- **Task inputs**
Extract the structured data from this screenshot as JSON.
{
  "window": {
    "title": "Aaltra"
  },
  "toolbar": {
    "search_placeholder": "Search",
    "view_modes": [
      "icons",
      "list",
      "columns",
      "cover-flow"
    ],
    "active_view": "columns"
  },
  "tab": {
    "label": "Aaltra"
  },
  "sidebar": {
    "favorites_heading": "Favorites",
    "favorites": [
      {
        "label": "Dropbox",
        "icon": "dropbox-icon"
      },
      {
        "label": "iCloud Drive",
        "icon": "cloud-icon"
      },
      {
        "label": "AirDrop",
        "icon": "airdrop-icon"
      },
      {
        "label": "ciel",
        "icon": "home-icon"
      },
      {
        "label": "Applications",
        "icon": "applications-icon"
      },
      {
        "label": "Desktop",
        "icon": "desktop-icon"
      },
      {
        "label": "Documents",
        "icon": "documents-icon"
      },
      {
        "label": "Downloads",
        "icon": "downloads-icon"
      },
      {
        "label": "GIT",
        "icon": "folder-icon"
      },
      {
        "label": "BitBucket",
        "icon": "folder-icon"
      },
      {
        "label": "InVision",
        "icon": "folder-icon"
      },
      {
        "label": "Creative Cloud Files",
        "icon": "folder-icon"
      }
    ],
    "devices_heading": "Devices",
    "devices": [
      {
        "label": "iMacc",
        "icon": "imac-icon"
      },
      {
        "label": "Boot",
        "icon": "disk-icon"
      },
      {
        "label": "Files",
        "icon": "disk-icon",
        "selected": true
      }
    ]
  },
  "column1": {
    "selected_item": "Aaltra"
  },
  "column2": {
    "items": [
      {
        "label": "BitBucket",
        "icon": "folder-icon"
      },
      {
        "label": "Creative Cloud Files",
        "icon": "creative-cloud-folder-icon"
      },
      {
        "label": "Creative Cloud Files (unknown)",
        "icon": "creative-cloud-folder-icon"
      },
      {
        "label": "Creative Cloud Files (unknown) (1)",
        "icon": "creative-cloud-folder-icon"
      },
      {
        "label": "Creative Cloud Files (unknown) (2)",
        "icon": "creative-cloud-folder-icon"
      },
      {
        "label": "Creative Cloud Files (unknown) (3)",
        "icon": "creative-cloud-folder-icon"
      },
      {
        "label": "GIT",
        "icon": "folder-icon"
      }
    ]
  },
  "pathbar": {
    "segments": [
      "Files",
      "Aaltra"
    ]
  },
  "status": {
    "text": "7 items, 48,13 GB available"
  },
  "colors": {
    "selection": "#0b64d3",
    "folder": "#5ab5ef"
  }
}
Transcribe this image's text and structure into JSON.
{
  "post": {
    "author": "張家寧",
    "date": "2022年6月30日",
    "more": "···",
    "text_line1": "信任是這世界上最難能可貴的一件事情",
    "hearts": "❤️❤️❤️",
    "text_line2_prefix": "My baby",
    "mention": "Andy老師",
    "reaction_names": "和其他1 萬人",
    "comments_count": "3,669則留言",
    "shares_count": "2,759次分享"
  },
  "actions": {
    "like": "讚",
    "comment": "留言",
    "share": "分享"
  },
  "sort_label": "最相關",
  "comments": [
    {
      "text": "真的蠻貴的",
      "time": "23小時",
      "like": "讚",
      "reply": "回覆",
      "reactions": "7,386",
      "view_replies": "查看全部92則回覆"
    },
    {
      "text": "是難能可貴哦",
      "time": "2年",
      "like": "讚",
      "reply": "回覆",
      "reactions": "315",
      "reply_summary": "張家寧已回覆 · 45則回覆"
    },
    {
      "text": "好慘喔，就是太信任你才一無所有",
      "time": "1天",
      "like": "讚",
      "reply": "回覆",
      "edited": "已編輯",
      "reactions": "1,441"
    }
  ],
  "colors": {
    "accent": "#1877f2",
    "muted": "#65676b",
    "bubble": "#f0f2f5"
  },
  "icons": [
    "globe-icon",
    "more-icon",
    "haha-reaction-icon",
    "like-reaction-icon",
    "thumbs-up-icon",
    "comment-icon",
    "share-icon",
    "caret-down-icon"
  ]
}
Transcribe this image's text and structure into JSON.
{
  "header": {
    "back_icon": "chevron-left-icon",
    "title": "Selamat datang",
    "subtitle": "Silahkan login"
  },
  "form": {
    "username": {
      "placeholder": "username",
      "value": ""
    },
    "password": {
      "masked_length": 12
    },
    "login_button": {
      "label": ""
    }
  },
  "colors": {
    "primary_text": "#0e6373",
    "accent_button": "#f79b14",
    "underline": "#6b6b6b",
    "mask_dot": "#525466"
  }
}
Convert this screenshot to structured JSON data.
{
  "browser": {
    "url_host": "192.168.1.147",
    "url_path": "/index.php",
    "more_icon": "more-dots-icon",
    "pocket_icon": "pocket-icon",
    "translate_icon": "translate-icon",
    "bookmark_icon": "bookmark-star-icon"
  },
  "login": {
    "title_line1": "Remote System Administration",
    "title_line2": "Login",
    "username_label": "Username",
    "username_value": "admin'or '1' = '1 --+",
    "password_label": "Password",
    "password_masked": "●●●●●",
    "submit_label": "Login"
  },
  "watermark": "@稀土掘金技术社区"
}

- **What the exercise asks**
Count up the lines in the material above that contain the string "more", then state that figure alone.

- **Expected answer**
3